Start of Data for this task

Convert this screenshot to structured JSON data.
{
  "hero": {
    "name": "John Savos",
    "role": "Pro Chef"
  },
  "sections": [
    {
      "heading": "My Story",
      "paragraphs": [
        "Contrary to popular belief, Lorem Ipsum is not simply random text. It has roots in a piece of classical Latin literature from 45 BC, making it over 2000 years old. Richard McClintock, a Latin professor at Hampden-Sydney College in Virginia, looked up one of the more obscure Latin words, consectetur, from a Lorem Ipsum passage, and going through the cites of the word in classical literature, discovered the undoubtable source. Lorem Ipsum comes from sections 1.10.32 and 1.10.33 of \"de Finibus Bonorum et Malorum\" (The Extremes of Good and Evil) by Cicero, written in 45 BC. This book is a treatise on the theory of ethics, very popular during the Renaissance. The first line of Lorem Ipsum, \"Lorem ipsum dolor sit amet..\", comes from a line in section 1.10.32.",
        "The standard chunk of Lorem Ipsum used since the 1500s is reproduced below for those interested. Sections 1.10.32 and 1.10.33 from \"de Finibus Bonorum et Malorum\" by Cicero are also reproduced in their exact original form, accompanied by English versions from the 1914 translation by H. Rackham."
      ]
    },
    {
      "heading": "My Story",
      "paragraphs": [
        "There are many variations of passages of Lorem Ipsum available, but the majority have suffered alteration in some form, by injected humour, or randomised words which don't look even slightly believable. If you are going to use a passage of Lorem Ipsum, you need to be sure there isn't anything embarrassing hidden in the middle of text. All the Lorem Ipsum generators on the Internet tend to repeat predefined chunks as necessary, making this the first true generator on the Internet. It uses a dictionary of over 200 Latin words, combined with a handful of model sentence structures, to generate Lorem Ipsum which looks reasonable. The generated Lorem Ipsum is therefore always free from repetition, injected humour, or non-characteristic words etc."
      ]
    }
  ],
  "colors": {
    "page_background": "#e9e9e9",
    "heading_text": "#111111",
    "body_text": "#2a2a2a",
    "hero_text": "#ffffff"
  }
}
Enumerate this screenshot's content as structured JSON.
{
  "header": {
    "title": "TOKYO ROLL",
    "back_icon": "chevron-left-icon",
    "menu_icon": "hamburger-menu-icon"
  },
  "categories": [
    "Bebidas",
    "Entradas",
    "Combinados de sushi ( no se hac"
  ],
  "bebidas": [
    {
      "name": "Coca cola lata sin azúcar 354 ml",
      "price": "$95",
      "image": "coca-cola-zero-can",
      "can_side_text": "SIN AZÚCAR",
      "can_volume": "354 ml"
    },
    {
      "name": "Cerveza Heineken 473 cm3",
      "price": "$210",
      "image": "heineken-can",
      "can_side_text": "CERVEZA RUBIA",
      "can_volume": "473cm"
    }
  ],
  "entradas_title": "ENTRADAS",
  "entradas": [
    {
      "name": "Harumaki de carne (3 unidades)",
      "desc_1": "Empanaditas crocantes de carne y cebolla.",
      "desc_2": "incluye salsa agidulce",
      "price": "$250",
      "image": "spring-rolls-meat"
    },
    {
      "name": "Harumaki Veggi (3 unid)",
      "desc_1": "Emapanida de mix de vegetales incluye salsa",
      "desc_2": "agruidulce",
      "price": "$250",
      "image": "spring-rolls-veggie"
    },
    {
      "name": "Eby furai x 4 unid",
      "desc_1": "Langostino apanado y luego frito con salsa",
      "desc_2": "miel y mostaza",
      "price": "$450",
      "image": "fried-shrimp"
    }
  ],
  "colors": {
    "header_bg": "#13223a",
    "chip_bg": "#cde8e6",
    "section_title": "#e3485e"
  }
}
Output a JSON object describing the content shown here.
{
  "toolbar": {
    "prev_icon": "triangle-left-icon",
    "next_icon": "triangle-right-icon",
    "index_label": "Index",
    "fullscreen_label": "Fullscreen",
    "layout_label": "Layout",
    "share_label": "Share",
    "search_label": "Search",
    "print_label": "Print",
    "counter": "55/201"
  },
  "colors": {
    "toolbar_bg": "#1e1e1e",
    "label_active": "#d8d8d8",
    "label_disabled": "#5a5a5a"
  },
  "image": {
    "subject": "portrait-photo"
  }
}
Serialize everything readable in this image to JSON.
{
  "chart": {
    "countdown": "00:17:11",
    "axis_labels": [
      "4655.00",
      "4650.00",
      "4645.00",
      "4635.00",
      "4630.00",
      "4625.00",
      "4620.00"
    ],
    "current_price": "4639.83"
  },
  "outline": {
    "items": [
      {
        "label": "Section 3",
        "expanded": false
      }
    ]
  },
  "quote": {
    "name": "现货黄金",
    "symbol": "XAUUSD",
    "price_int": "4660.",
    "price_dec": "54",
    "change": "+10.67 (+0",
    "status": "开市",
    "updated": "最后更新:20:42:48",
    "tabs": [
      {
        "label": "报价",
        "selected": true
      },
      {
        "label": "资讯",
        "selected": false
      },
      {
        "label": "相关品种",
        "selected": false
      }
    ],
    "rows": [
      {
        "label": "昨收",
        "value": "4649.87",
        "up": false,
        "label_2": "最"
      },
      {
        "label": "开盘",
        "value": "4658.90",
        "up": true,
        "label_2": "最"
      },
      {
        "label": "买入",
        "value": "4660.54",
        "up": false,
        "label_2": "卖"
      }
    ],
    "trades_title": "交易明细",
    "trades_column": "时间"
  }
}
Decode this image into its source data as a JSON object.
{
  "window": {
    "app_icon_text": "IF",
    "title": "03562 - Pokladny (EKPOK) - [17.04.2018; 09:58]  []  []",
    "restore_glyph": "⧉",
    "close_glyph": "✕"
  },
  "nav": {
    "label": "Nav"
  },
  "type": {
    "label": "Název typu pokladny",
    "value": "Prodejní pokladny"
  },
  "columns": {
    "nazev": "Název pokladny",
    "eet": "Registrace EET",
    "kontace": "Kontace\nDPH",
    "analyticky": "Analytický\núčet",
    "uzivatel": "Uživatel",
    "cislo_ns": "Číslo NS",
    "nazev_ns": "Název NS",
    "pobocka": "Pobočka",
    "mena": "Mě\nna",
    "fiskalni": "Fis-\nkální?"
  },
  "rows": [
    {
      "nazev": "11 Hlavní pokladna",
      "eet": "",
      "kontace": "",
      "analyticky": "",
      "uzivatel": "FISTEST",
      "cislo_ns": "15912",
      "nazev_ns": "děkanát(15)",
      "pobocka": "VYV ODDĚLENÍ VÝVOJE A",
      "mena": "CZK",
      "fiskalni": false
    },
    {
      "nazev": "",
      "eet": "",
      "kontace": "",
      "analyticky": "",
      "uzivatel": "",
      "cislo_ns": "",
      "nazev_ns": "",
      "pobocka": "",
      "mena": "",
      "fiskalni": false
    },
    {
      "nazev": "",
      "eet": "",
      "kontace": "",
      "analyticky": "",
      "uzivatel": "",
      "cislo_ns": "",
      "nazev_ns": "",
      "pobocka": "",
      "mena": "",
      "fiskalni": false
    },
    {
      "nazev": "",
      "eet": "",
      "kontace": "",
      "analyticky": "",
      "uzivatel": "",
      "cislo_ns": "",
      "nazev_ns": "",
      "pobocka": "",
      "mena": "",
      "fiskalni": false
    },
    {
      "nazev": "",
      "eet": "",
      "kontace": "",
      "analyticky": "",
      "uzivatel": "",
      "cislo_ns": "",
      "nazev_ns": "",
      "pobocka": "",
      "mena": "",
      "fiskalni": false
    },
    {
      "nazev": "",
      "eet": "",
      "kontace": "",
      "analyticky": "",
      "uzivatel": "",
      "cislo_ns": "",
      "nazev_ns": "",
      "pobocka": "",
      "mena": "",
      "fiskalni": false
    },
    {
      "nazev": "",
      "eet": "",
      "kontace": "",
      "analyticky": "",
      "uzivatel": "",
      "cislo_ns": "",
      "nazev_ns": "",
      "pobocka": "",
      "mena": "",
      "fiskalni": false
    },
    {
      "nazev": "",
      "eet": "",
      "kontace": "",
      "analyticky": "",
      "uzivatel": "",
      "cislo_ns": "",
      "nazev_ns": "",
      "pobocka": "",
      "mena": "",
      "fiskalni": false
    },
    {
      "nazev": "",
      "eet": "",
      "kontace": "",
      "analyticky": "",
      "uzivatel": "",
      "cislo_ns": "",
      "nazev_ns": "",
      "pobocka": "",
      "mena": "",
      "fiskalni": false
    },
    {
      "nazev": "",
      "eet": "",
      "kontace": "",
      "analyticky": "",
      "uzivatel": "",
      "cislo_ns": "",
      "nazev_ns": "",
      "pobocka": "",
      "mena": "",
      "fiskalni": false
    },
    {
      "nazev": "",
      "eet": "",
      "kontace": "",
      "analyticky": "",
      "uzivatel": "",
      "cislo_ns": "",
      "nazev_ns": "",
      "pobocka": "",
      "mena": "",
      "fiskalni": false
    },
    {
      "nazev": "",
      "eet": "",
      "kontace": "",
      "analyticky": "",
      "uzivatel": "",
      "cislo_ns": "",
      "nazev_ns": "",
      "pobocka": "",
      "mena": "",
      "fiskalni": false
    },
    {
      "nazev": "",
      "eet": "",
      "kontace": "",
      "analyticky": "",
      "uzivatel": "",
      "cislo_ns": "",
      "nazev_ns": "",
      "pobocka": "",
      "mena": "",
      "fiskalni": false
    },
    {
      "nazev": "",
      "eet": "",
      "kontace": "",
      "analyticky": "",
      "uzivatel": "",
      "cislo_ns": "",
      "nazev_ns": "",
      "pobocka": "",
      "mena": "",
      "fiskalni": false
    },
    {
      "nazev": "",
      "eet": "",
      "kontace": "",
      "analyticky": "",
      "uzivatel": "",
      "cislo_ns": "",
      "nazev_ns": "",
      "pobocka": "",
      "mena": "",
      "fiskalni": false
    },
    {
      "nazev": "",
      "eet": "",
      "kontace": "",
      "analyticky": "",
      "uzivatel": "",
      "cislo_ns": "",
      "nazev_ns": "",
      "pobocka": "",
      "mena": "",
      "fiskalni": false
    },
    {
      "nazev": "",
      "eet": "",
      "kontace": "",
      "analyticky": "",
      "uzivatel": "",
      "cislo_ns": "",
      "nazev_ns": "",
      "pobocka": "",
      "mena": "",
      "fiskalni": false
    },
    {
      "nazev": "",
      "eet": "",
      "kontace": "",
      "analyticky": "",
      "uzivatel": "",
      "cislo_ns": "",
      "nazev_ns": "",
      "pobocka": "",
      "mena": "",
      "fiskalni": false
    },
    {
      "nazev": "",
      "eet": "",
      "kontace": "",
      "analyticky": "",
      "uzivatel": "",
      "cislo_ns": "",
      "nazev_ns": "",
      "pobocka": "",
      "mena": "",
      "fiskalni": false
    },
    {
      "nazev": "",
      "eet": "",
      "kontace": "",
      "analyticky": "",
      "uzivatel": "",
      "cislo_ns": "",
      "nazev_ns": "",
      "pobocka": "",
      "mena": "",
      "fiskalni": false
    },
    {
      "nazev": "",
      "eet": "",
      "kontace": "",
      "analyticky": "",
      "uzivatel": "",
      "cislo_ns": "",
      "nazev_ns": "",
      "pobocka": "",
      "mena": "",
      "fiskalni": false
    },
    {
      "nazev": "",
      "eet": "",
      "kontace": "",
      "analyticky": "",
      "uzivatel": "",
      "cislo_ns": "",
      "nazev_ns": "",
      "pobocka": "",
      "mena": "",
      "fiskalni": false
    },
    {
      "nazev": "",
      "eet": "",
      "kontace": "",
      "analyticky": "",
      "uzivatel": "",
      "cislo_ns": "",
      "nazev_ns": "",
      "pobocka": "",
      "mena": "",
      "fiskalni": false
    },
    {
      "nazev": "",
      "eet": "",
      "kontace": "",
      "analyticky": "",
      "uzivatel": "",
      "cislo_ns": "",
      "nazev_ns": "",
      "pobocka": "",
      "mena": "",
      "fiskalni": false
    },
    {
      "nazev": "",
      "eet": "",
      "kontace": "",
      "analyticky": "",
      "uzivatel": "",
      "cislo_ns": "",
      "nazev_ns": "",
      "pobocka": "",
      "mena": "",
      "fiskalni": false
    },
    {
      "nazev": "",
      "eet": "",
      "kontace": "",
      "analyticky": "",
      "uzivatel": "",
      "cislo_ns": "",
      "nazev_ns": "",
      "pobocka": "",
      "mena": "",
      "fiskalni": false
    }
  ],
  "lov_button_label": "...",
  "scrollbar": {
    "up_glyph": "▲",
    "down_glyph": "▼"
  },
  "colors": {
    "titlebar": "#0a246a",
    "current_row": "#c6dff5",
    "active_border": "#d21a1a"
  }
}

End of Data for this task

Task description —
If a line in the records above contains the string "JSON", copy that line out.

Response —
Convert this screenshot to structured JSON data.
Enumerate this screenshot's content as structured JSON.
Output a JSON object describing the content shown here.
Serialize everything readable in this image to JSON.
Decode this image into its source data as a JSON object.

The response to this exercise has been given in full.